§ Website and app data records
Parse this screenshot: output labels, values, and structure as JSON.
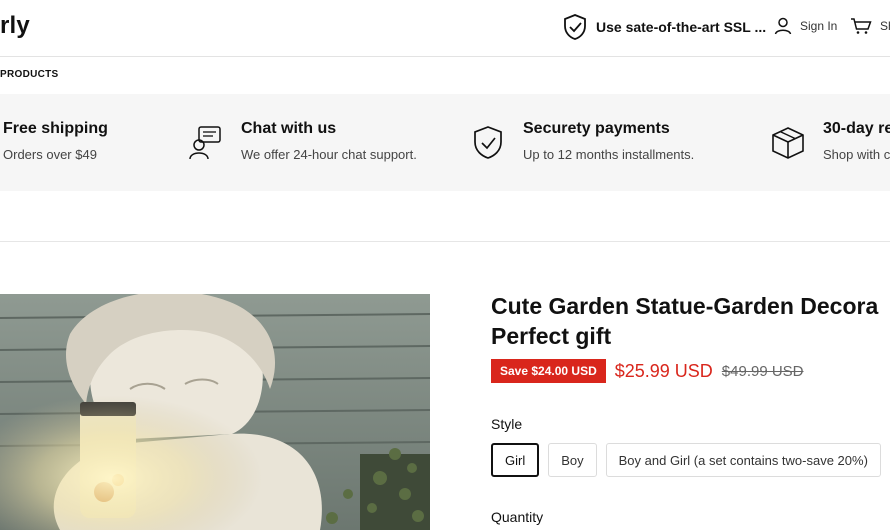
{
  "header": {
    "logo": "rly",
    "ssl_text": "Use sate-of-the-art SSL ...",
    "signin_label": "Sign In",
    "cart_label": "Sh"
  },
  "nav": {
    "products": "PRODUCTS"
  },
  "features": [
    {
      "title": "Free shipping",
      "subtitle": "Orders over $49",
      "icon": "truck-icon"
    },
    {
      "title": "Chat with us",
      "subtitle": "We offer 24-hour chat support.",
      "icon": "chat-support-icon"
    },
    {
      "title": "Securety payments",
      "subtitle": "Up to 12 months installments.",
      "icon": "shield-check-icon"
    },
    {
      "title": "30-day re",
      "subtitle": "Shop with c",
      "icon": "box-icon"
    }
  ],
  "product": {
    "title_line1": "Cute Garden Statue-Garden Decora",
    "title_line2": "Perfect gift",
    "save_badge": "Save $24.00 USD",
    "price": "$25.99 USD",
    "compare_price": "$49.99 USD",
    "style_label": "Style",
    "style_options": [
      "Girl",
      "Boy",
      "Boy and Girl (a set contains two-save 20%)"
    ],
    "selected_style": "Girl",
    "quantity_label": "Quantity",
    "image_alt": "Garden statue of a child holding a firefly jar"
  },
  "colors": {
    "sale_red": "#d9261c",
    "feature_bg": "#f6f6f6"
  }
}
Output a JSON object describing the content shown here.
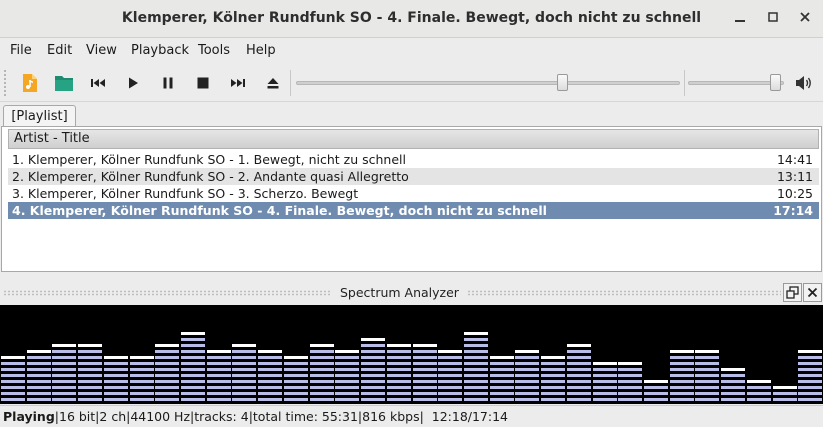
{
  "window": {
    "title": "Klemperer, Kölner Rundfunk SO - 4. Finale. Bewegt, doch nicht zu schnell"
  },
  "menu": [
    "File",
    "Edit",
    "View",
    "Playback",
    "Tools",
    "Help"
  ],
  "toolbar": {
    "icons": [
      "open-file-icon",
      "open-folder-icon",
      "previous-icon",
      "play-icon",
      "pause-icon",
      "stop-icon",
      "next-icon",
      "eject-icon",
      "volume-icon"
    ],
    "seek_position": 0.7,
    "volume_level": 0.97
  },
  "tabs": [
    "[Playlist]"
  ],
  "playlist": {
    "column_header": "Artist - Title",
    "rows": [
      {
        "title": "1. Klemperer, Kölner Rundfunk SO - 1. Bewegt, nicht zu schnell",
        "duration": "14:41"
      },
      {
        "title": "2. Klemperer, Kölner Rundfunk SO - 2. Andante quasi Allegretto",
        "duration": "13:11"
      },
      {
        "title": "3. Klemperer, Kölner Rundfunk SO - 3. Scherzo. Bewegt",
        "duration": "10:25"
      },
      {
        "title": "4. Klemperer, Kölner Rundfunk SO - 4. Finale. Bewegt, doch nicht zu schnell",
        "duration": "17:14"
      }
    ],
    "selected_index": 3
  },
  "dock": {
    "title": "Spectrum Analyzer"
  },
  "spectrum": {
    "bar_color": "#b8bde8",
    "peak_color": "#ffffff",
    "levels": [
      8,
      9,
      10,
      10,
      8,
      8,
      10,
      12,
      9,
      10,
      9,
      8,
      10,
      9,
      11,
      10,
      10,
      9,
      12,
      8,
      9,
      8,
      10,
      7,
      7,
      4,
      9,
      9,
      6,
      4,
      3,
      9
    ]
  },
  "status": {
    "state": "Playing",
    "info": "|16 bit|2 ch|44100 Hz|tracks: 4|total time: 55:31|816 kbps|",
    "time": "12:18/17:14"
  },
  "colors": {
    "selection": "#6f8cb0",
    "accent_icon": "#f5a623",
    "folder_icon": "#1f8a70"
  }
}
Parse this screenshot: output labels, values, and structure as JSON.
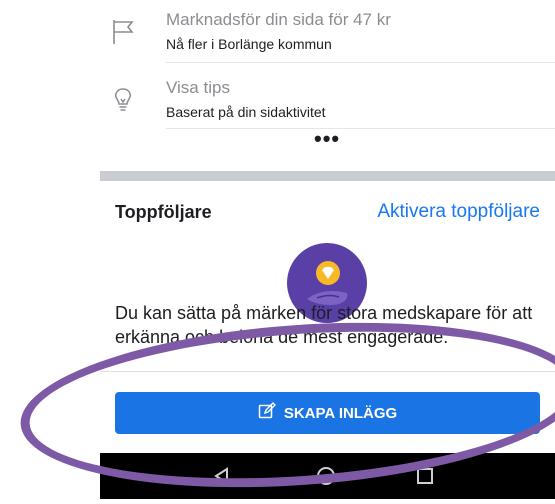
{
  "actions": [
    {
      "title": "Marknadsför din sida för 47 kr",
      "subtitle": "Nå fler i Borlänge kommun",
      "icon": "flag-icon"
    },
    {
      "title": "Visa tips",
      "subtitle": "Baserat på din sidaktivitet",
      "icon": "lightbulb-icon"
    }
  ],
  "more_label": "•••",
  "top_fans": {
    "title": "Toppföljare",
    "activate_link": "Aktivera toppföljare",
    "description": "Du kan sätta på märken för stora medskapare för att erkänna och belöna de mest engagerade.",
    "badge_icon": "diamond-badge-icon"
  },
  "create_post": {
    "label": "SKAPA INLÄGG",
    "icon": "edit-icon"
  },
  "navbar": {
    "back_icon": "back-icon",
    "home_icon": "home-icon",
    "recents_icon": "recents-icon"
  },
  "colors": {
    "accent": "#1b74e4",
    "annotation": "#7e5aa6",
    "badge_bg": "#5a3fa6",
    "badge_gem": "#f7b928"
  }
}
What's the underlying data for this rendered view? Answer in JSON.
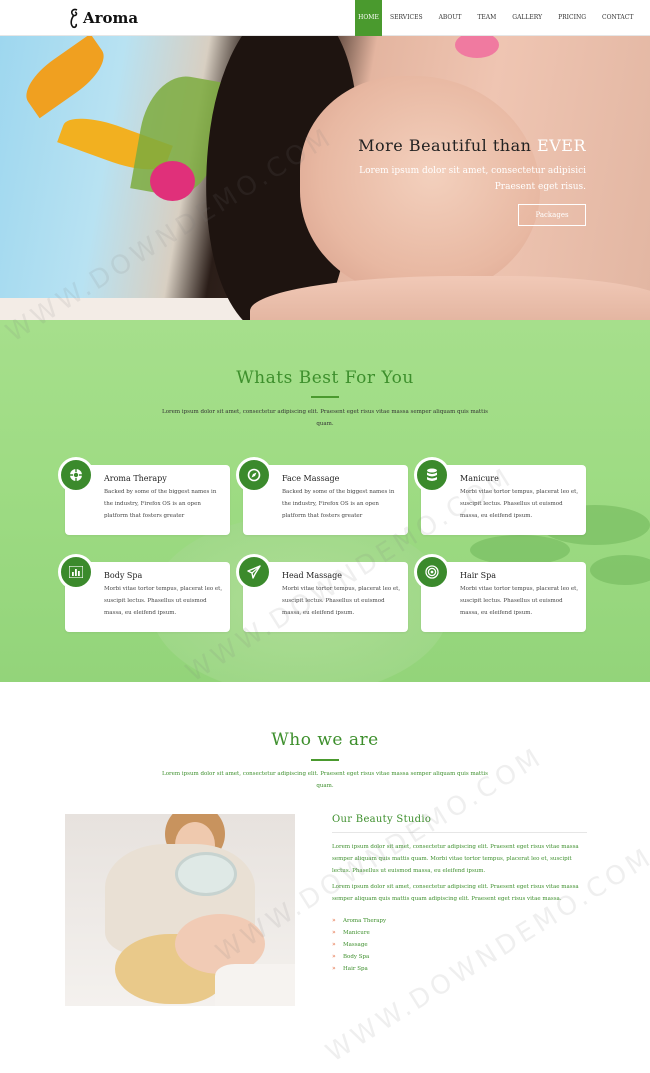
{
  "nav": {
    "logo_text": "Aroma",
    "menu": [
      "HOME",
      "SERVICES",
      "ABOUT",
      "TEAM",
      "GALLERY",
      "PRICING",
      "CONTACT"
    ],
    "active_index": 0
  },
  "hero": {
    "title_main": "More Beautiful than ",
    "title_accent": "EVER",
    "subtitle_line1": "Lorem ipsum dolor sit amet, consectetur adipisici",
    "subtitle_line2": "Praesent eget risus.",
    "button": "Packages"
  },
  "services": {
    "title": "Whats Best For You",
    "desc": "Lorem ipsum dolor sit amet, consectetur adipiscing elit. Praesent eget risus vitae massa semper aliquam quis mattis quam.",
    "cards": [
      {
        "title": "Aroma Therapy",
        "text": "Backed by some of the biggest names in the industry, Firefox OS is an open platform that fosters greater",
        "icon": "globe-icon"
      },
      {
        "title": "Face Massage",
        "text": "Backed by some of the biggest names in the industry, Firefox OS is an open platform that fosters greater",
        "icon": "compass-icon"
      },
      {
        "title": "Manicure",
        "text": "Morbi vitae tortor tempus, placerat leo et, suscipit lectus. Phasellus ut euismod massa, eu eleifend ipsum.",
        "icon": "database-icon"
      },
      {
        "title": "Body Spa",
        "text": "Morbi vitae tortor tempus, placerat leo et, suscipit lectus. Phasellus ut euismod massa, eu eleifend ipsum.",
        "icon": "bar-chart-icon"
      },
      {
        "title": "Head Massage",
        "text": "Morbi vitae tortor tempus, placerat leo et, suscipit lectus. Phasellus ut euismod massa, eu eleifend ipsum.",
        "icon": "paper-plane-icon"
      },
      {
        "title": "Hair Spa",
        "text": "Morbi vitae tortor tempus, placerat leo et, suscipit lectus. Phasellus ut euismod massa, eu eleifend ipsum.",
        "icon": "target-icon"
      }
    ]
  },
  "who": {
    "title": "Who we are",
    "desc": "Lorem ipsum dolor sit amet, consectetur adipiscing elit. Praesent eget risus vitae massa semper aliquam quis mattis quam.",
    "heading": "Our Beauty Studio",
    "para1": "Lorem ipsum dolor sit amet, consectetur adipiscing elit. Praesent eget risus vitae massa semper aliquam quis mattis quam. Morbi vitae tortor tempus, placerat leo et, suscipit lectus. Phasellus ut euismod massa, eu eleifend ipsum.",
    "para2": "Lorem ipsum dolor sit amet, consectetur adipiscing elit. Praesent eget risus vitae massa semper aliquam quis mattis quam adipiscing elit. Praesent eget risus vitae massa.",
    "list": [
      "Aroma Therapy",
      "Manicure",
      "Massage",
      "Body Spa",
      "Hair Spa"
    ]
  },
  "watermark": "WWW.DOWNDEMO.COM",
  "colors": {
    "accent": "#4a9a2e",
    "section_bg": "#a6df8c",
    "bullet": "#e05b2b"
  }
}
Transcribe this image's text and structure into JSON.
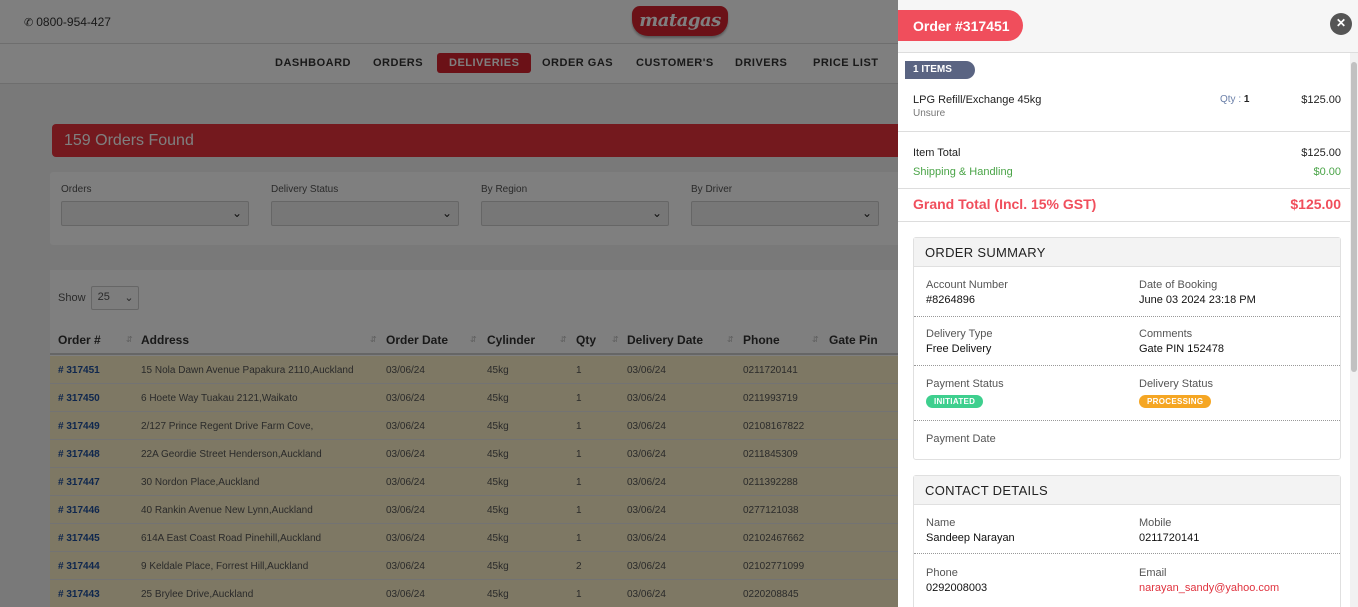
{
  "header": {
    "phone": "0800-954-427",
    "logo_text": "matagas",
    "brand_color": "#d7232f"
  },
  "nav": {
    "items": [
      {
        "label": "DASHBOARD",
        "active": false
      },
      {
        "label": "ORDERS",
        "active": false
      },
      {
        "label": "DELIVERIES",
        "active": true
      },
      {
        "label": "ORDER GAS",
        "active": false
      },
      {
        "label": "CUSTOMER'S",
        "active": false
      },
      {
        "label": "DRIVERS",
        "active": false
      },
      {
        "label": "PRICE LIST",
        "active": false
      }
    ]
  },
  "results": {
    "title": "159 Orders Found"
  },
  "filters": [
    {
      "label": "Orders",
      "value": ""
    },
    {
      "label": "Delivery Status",
      "value": ""
    },
    {
      "label": "By Region",
      "value": ""
    },
    {
      "label": "By Driver",
      "value": ""
    }
  ],
  "table": {
    "show_label": "Show",
    "page_size": "25",
    "columns": [
      "Order #",
      "Address",
      "Order Date",
      "Cylinder",
      "Qty",
      "Delivery Date",
      "Phone",
      "Gate Pin"
    ],
    "rows": [
      [
        "# 317451",
        "15 Nola Dawn Avenue Papakura 2110,Auckland",
        "03/06/24",
        "45kg",
        "1",
        "03/06/24",
        "0211720141",
        ""
      ],
      [
        "# 317450",
        "6 Hoete Way Tuakau 2121,Waikato",
        "03/06/24",
        "45kg",
        "1",
        "03/06/24",
        "0211993719",
        ""
      ],
      [
        "# 317449",
        "2/127 Prince Regent Drive Farm Cove,",
        "03/06/24",
        "45kg",
        "1",
        "03/06/24",
        "02108167822",
        ""
      ],
      [
        "# 317448",
        "22A Geordie Street Henderson,Auckland",
        "03/06/24",
        "45kg",
        "1",
        "03/06/24",
        "0211845309",
        ""
      ],
      [
        "# 317447",
        "30 Nordon Place,Auckland",
        "03/06/24",
        "45kg",
        "1",
        "03/06/24",
        "0211392288",
        ""
      ],
      [
        "# 317446",
        "40 Rankin Avenue New Lynn,Auckland",
        "03/06/24",
        "45kg",
        "1",
        "03/06/24",
        "0277121038",
        ""
      ],
      [
        "# 317445",
        "614A East Coast Road Pinehill,Auckland",
        "03/06/24",
        "45kg",
        "1",
        "03/06/24",
        "02102467662",
        ""
      ],
      [
        "# 317444",
        "9 Keldale Place, Forrest Hill,Auckland",
        "03/06/24",
        "45kg",
        "2",
        "03/06/24",
        "02102771099",
        ""
      ],
      [
        "# 317443",
        "25 Brylee Drive,Auckland",
        "03/06/24",
        "45kg",
        "1",
        "03/06/24",
        "0220208845",
        ""
      ]
    ]
  },
  "panel": {
    "order_title": "Order #317451",
    "items_badge": "1 ITEMS",
    "item": {
      "name": "LPG Refill/Exchange 45kg",
      "sub": "Unsure",
      "qty_label": "Qty :",
      "qty": "1",
      "price": "$125.00"
    },
    "totals": {
      "item_total_label": "Item Total",
      "item_total": "$125.00",
      "shipping_label": "Shipping & Handling",
      "shipping": "$0.00",
      "grand_label": "Grand Total (Incl. 15% GST)",
      "grand": "$125.00"
    },
    "summary": {
      "title": "ORDER SUMMARY",
      "account_label": "Account Number",
      "account": "#8264896",
      "booking_label": "Date of Booking",
      "booking": "June 03 2024 23:18 PM",
      "delivery_type_label": "Delivery Type",
      "delivery_type": "Free Delivery",
      "comments_label": "Comments",
      "comments": "Gate PIN 152478",
      "payment_status_label": "Payment Status",
      "payment_status": "INITIATED",
      "delivery_status_label": "Delivery Status",
      "delivery_status": "PROCESSING",
      "payment_date_label": "Payment Date",
      "payment_date": ""
    },
    "contact": {
      "title": "CONTACT DETAILS",
      "name_label": "Name",
      "name": "Sandeep Narayan",
      "mobile_label": "Mobile",
      "mobile": "0211720141",
      "phone_label": "Phone",
      "phone": "0292008003",
      "email_label": "Email",
      "email": "narayan_sandy@yahoo.com"
    }
  }
}
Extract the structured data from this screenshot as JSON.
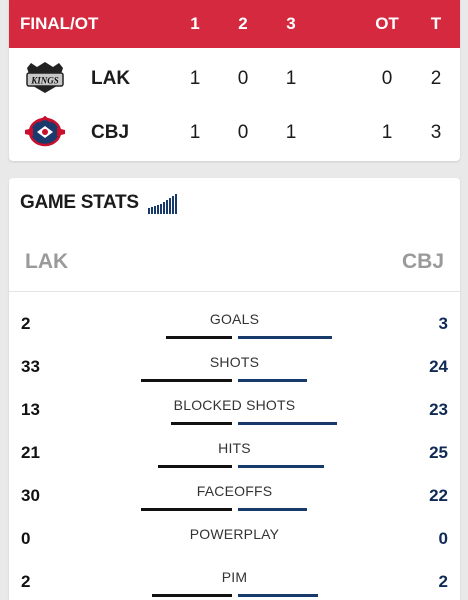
{
  "scoreboard": {
    "status": "FINAL/OT",
    "periods": [
      "1",
      "2",
      "3",
      "OT",
      "T"
    ],
    "teams": [
      {
        "abbr": "LAK",
        "logo_icon": "kings-logo-icon",
        "scores": [
          "1",
          "0",
          "1",
          "0",
          "2"
        ]
      },
      {
        "abbr": "CBJ",
        "logo_icon": "blue-jackets-logo-icon",
        "scores": [
          "1",
          "0",
          "1",
          "1",
          "3"
        ]
      }
    ]
  },
  "game_stats": {
    "title": "GAME STATS",
    "title_icon": "signal-bars-icon",
    "left_team": "LAK",
    "right_team": "CBJ",
    "stats": [
      {
        "name": "GOALS",
        "left": "2",
        "right": "3"
      },
      {
        "name": "SHOTS",
        "left": "33",
        "right": "24"
      },
      {
        "name": "BLOCKED SHOTS",
        "left": "13",
        "right": "23"
      },
      {
        "name": "HITS",
        "left": "21",
        "right": "25"
      },
      {
        "name": "FACEOFFS",
        "left": "30",
        "right": "22"
      },
      {
        "name": "POWERPLAY",
        "left": "0",
        "right": "0"
      },
      {
        "name": "PIM",
        "left": "2",
        "right": "2"
      }
    ]
  },
  "colors": {
    "header_red": "#d4293f",
    "cbj_navy": "#173a6b",
    "lak_black": "#111111"
  }
}
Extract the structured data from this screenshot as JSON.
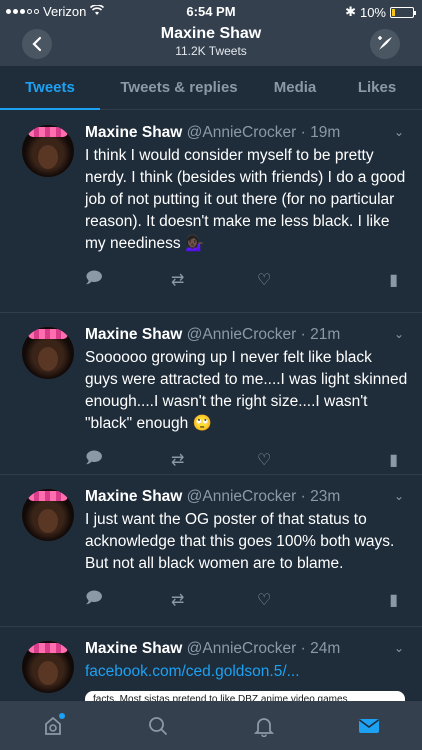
{
  "statusbar": {
    "carrier": "Verizon",
    "time": "6:54 PM",
    "battery": "10%"
  },
  "header": {
    "title": "Maxine Shaw",
    "subtitle": "11.2K Tweets",
    "back_icon": "back-arrow-icon",
    "compose_icon": "compose-icon"
  },
  "tabs": [
    {
      "label": "Tweets",
      "active": true
    },
    {
      "label": "Tweets & replies",
      "active": false
    },
    {
      "label": "Media",
      "active": false
    },
    {
      "label": "Likes",
      "active": false
    }
  ],
  "tweets": [
    {
      "name": "Maxine Shaw",
      "handle": "@AnnieCrocker",
      "time": "· 19m",
      "text": "I think I would consider myself to be pretty nerdy. I think (besides with friends) I do a good job of not putting it out there (for no particular reason). It doesn't make me less black. I like my neediness 💁🏿‍♀️"
    },
    {
      "name": "Maxine Shaw",
      "handle": "@AnnieCrocker",
      "time": "· 21m",
      "text": "Soooooo growing up I never felt like black guys were attracted to me....I was light skinned enough....I wasn't the right size....I wasn't \"black\" enough 🙄"
    },
    {
      "name": "Maxine Shaw",
      "handle": "@AnnieCrocker",
      "time": "· 23m",
      "text": "I just want the OG poster of that status to acknowledge that this goes 100% both ways. But not all black women are to blame."
    },
    {
      "name": "Maxine Shaw",
      "handle": "@AnnieCrocker",
      "time": "· 24m",
      "link": "facebook.com/ced.goldson.5/...",
      "card_text": "facts. Most sistas pretend to like DBZ anime video games"
    }
  ],
  "icons": {
    "reply": "reply-icon",
    "retweet": "retweet-icon",
    "like": "heart-icon",
    "analytics": "analytics-icon"
  },
  "colors": {
    "accent": "#1da1f2",
    "background": "#1f2c3a",
    "header": "#34404e"
  }
}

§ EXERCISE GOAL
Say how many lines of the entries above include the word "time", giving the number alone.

§ YOUR SOLUTION
7